[Start of section]

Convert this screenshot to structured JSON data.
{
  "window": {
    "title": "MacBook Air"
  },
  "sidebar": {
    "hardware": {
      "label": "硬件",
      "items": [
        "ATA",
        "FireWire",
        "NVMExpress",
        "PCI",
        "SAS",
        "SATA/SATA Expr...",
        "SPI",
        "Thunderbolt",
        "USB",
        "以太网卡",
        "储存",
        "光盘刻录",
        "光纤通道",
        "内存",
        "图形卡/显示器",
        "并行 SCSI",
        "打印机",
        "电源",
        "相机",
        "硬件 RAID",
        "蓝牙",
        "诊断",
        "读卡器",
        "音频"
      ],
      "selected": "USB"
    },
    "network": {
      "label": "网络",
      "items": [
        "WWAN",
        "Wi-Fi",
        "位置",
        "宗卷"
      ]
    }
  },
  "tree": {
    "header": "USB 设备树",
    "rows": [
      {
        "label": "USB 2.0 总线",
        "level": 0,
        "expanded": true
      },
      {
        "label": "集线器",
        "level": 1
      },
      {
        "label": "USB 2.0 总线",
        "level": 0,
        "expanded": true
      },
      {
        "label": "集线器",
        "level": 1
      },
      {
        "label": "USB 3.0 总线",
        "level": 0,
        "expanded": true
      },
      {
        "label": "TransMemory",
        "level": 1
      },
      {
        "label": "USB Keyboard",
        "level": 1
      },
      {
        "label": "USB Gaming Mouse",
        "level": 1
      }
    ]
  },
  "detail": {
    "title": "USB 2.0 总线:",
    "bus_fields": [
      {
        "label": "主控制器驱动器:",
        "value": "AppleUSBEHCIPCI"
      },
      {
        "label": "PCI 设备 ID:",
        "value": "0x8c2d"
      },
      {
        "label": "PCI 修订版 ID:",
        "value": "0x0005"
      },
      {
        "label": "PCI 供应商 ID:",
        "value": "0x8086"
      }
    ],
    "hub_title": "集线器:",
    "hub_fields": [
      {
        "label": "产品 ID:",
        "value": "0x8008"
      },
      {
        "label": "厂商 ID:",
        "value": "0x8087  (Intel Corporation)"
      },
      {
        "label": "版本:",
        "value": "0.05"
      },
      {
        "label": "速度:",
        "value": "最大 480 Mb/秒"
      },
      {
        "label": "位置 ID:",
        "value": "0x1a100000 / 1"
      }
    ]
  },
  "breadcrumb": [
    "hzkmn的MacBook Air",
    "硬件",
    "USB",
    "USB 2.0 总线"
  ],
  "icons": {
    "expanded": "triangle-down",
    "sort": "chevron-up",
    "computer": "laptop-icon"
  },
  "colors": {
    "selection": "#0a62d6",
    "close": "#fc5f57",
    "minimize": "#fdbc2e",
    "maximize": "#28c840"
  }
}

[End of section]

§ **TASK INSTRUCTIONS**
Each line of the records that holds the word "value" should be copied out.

§ **TASK SOLUTION**
        "value": "AppleUSBEHCIPCI"
        "value": "0x8c2d"
        "value": "0x0005"
        "value": "0x8086"
        "value": "0x8008"
        "value": "0x8087  (Intel Corporation)"
        "value": "0.05"
        "value": "最大 480 Mb/秒"
        "value": "0x1a100000 / 1"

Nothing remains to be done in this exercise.